The New England Patriots will be the first team to play the Rams at Anaheim, in an exhibition. Carroll Rosenbloom, the late owner of the Rams, promised the honor to Bill Sullivan, owner of the Pats. New England is scheduled to play the Raiders in another exhibition the next week. The question now is where, in Los Angeles or Oakland?
Mike McCormack, new coach of the Colts, already is tuned into his leader, Bert Jones. McCormack is a close friend of the quarterback's father, Dub, a teammate of his in Cleveland.
"Los Angeles" magazine in an article, "Steve Rosenbloom Fights Back," refers to his stepmother, Georgia Rosenbloom, as "C.R.'s lively and iron-handed 52-year-old widow." C.R. was Steve's father Carroll.
There is a bittersweet aftermath to Georgia's firing of Steve. His six percent share of the Rams' stock will appreciate in value with the move to Anaheim, before he has to sell it.
He eventually must dipose of his stock to avoid a conflict of interest, because he now is vice president and general manager of the New Orleans Saints, in the same division.
A former associate of Jack Kent Cooke, the Redskin owner who recently disposed of his sports empire here, alludes to him as "Napolean on wheels." Cooke once made a bid for the Los Angeles Herald-Examiner, and the prospect of Cooke operating in opposition to the powerful Los Angeles Times was not dismissed lightly by the Chandler family, who own the Times.
"He loves war games," and admirer says of Cooke.
Coach Chuch Noll said, "I'm quoting Cole Porter," when asked about leaving better weather in Pittsburgh for the cooler, wetter atmosphere here. "Hate California, it's cold and it's damp; that's why the lady is a tramp" . . .
Did he anticipate the Rams perhaps using seven defensive backs against his Steelers, as they did against Dallas? "They may use seven, six or four, but they won't use three," he predicted.
John McKay said of a reserve player who did not figure largely in the Buccaneer success this year, "It was a pleasure to watch him in practice; he always goes as hard as he can." So the coach wrote a $1,000 check and gave it to the player at Christmas.
Quarterback Mike Kruczek of the Steelers, a graduate of St. John's High in Washington, says that when the players receive special checks from management, owner Art Rooney write personal note of appreciation on the checks.

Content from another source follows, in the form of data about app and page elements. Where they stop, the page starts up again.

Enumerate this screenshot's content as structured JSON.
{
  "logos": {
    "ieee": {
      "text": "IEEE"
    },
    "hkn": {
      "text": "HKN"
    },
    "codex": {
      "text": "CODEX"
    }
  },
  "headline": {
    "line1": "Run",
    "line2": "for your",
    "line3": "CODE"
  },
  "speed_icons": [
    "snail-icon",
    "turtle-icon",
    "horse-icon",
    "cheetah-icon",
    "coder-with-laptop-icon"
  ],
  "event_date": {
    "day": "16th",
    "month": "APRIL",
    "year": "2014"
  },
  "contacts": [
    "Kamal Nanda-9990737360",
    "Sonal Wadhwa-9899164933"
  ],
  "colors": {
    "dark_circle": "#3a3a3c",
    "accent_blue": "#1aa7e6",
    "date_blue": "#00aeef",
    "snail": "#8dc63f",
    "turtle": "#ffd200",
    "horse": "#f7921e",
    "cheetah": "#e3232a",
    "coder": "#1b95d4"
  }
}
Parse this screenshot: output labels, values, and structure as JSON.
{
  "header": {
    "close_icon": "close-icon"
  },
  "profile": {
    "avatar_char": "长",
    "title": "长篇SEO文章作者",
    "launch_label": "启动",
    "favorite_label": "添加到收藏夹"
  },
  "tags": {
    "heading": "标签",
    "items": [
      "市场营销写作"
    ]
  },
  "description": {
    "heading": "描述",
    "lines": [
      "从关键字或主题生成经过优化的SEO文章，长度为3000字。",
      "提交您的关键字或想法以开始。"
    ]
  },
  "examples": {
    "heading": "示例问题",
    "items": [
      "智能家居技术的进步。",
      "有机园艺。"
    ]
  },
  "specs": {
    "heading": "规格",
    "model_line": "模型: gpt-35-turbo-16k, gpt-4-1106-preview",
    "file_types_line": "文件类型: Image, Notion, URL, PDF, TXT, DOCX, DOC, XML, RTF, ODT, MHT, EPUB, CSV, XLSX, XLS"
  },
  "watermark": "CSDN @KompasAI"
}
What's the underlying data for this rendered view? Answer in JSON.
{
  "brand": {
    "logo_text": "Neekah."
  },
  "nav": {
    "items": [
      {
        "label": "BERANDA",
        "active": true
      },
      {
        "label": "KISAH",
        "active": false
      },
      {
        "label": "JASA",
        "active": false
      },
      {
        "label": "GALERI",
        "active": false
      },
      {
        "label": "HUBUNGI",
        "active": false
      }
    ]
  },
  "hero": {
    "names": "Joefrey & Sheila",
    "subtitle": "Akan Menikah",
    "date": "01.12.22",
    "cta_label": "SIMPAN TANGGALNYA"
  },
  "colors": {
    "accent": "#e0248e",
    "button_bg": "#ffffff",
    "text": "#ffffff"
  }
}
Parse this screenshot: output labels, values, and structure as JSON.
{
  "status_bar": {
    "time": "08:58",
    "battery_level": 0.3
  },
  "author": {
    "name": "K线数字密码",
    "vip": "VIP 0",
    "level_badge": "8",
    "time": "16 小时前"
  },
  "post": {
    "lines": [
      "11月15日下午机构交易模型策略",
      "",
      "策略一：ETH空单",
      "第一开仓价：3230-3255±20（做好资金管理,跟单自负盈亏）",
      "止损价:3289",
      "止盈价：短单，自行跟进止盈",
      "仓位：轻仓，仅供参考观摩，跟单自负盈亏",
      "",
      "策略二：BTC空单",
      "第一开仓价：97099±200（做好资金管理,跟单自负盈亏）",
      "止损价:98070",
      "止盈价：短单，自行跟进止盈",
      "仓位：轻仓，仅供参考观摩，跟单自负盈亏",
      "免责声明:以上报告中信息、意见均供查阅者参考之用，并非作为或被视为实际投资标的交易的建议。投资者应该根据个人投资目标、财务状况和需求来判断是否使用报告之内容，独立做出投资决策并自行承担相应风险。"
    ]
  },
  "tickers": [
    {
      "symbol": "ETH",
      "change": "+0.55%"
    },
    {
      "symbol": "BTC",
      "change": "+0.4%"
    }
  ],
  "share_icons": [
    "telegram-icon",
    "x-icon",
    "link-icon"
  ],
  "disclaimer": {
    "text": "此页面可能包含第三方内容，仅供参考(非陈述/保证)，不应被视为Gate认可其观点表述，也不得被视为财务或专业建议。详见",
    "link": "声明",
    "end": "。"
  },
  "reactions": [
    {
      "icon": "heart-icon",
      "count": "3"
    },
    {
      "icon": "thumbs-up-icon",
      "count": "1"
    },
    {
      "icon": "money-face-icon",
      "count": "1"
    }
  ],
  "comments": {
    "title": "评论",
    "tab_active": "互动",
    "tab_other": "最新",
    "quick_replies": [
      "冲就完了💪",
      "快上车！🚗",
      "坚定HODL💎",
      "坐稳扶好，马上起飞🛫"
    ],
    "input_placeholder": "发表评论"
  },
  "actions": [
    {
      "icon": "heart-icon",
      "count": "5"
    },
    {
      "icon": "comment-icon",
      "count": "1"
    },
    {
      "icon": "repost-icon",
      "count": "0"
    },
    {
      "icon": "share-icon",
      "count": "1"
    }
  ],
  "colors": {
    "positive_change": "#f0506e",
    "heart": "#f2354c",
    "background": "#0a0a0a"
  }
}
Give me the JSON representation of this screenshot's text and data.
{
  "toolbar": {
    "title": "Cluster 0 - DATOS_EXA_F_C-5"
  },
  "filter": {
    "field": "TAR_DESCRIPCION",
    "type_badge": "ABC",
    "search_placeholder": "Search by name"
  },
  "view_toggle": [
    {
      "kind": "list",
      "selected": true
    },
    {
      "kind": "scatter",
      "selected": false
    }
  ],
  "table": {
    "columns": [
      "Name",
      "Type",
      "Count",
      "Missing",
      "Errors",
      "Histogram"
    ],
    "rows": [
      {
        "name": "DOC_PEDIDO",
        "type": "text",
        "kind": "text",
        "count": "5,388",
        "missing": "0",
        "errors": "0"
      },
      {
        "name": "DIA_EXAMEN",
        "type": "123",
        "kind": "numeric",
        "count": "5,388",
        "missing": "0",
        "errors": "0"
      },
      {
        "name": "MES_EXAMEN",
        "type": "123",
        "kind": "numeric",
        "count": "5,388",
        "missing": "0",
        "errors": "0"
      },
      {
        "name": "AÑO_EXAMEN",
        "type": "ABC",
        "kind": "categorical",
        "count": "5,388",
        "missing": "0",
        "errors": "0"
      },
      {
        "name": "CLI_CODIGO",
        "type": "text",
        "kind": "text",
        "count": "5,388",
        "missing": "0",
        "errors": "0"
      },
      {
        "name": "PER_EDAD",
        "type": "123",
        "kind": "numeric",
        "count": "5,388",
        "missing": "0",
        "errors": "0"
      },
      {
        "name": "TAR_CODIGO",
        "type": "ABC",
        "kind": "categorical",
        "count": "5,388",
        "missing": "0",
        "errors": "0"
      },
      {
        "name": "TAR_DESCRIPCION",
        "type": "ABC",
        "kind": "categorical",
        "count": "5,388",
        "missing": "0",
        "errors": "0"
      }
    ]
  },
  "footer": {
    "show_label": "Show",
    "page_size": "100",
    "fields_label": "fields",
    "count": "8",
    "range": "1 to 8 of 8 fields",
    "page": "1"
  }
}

The NFL's security staff arranges for dogs trained to smell for explosives to "sweep" the stadiums before Super Bowls. The precaution was instituted after an incident five years ago in Miami, when an international political group blew off the door of a police station there near Super Bowl time.
Vince Ferrangmo of the Rams is in medical school and he was asked the other days if a player's I.Q. is a factor in football. "Well, he said, there is cliche which says, 'you can't be too smart if you play football.' But, seriously, you can make football terribly complicated or simple. You need some 'smarts' and some common sense."